On 1 December, OFAC advised that FARC-EP and another Colombian entity, Segunda Marquetalia, have been added to the counter-terrorism sanctions lists; together with 3 individuals linked to the 2 entities. At the same time a number of deletions, including the Revolutionary Armed Forces of Colombia (aka FARC), have been made. A number of existing entries relating to Venezuela, FARC-EP and Segunda Marquetalia have been amended.
This e-book from the Basel Institute on Governance is made up of 5 parts –
Part 1 draws from international treaties and legislation from around the world to provide a basic definition of the core concept of illicit enrichment, as well as an overview of what constitutes an ‘illicit enrichment law’;
Part 2 provides an in-depth overview of the various approaches taken by legislative bodies in different jurisdictions to address illicit enrichment. It covers the key similarities and differences between illicit enrichment laws from different jurisdictions, outlining how legislators from different countries have drafted their laws to target different categories of wealth and people;
Part 3 provides guidance to investigators and prosecutors on how illicit enrichment can be, and has been, proven or disproven.
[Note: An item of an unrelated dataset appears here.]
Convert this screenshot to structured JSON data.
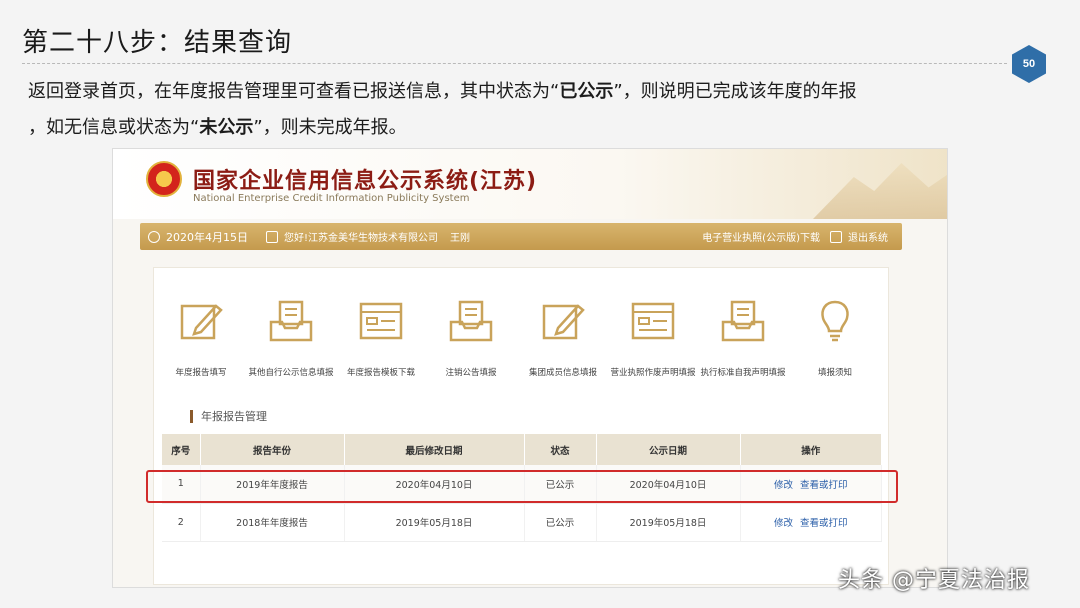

It includes a summary of the fundamental facts of illicit enrichment that need to be established by the concerned parties in either criminal or civil courts;
Part 4 provides guidance to legal practitioners on the common legal challenges that arise regarding the adoption and use of illicit enrichment legislation; and
Part 5 consists of external contributions. 3 of these overviews provide practitioner insights into the illicit enrichment mechanisms in Mauritius, Kenya and Peru. Another contribution provides a brief overview of the unique proceeds of crime-focused mechanism currently operating in Ireland. The final contribution analyses the challenges that may arise during the investigation and prosecution of illicit enrichment cases with an international element, and specifically the problems practitioners may need to anticipate when seeking mutual legal assistance in this context.
2 Annexes involve a compilation of illicit enrichment legislation and other relevant legislation’; and a technical guide for practitioners.
On 30 November, a post on the FCPA Blog said that the OECD has adopted a new, updated Recommendation with the potential to significantly enhance the global enforcement of bribery of foreign public officials in international business. It looks at what is new – warning that changes in the revised Recommendation are not cosmetic; they are profound and lasting ones that could result in a dramatic shift in the enforcement environment.
On 30 November, the Law Society Gazette reported that contempt proceedings against a Russian oligarch have been revived by the Court of Appeal, which held that the High Court applied the wrong legal test when ruling that the application was an abuse of process. Vladimir Chernukhin, a Russian former deputy finance minister, sought to have Oleg Deripaska committed for contempt of court, claiming he deliberately put millions of pounds’ worth of his shares in EN+ Group ‘beyond the reach’ of the English courts.
On 30 November, Steptoe & Johnson LLP reported that the World Bank had issued in October a report covering the Bank’s fiscal year from 1 July 2020 to 30 June 2021. It notes that Since this January, the list of companies and individuals barred from World bank projects (or barred by other development banks, whose action is also replicated by the World Bank) for fraud or corruption includes a description of the practice for which the business or individual has been sanctioned. It is also remarked that the World Bank does sanction “public officials” (i.e. individuals taking or reviewing selection or procurement process decisions), but not “government officials”, who remain beyond its remit. During the year covered, the Bank received a higher number of complaints (over 4,000) but opened fewer investigations.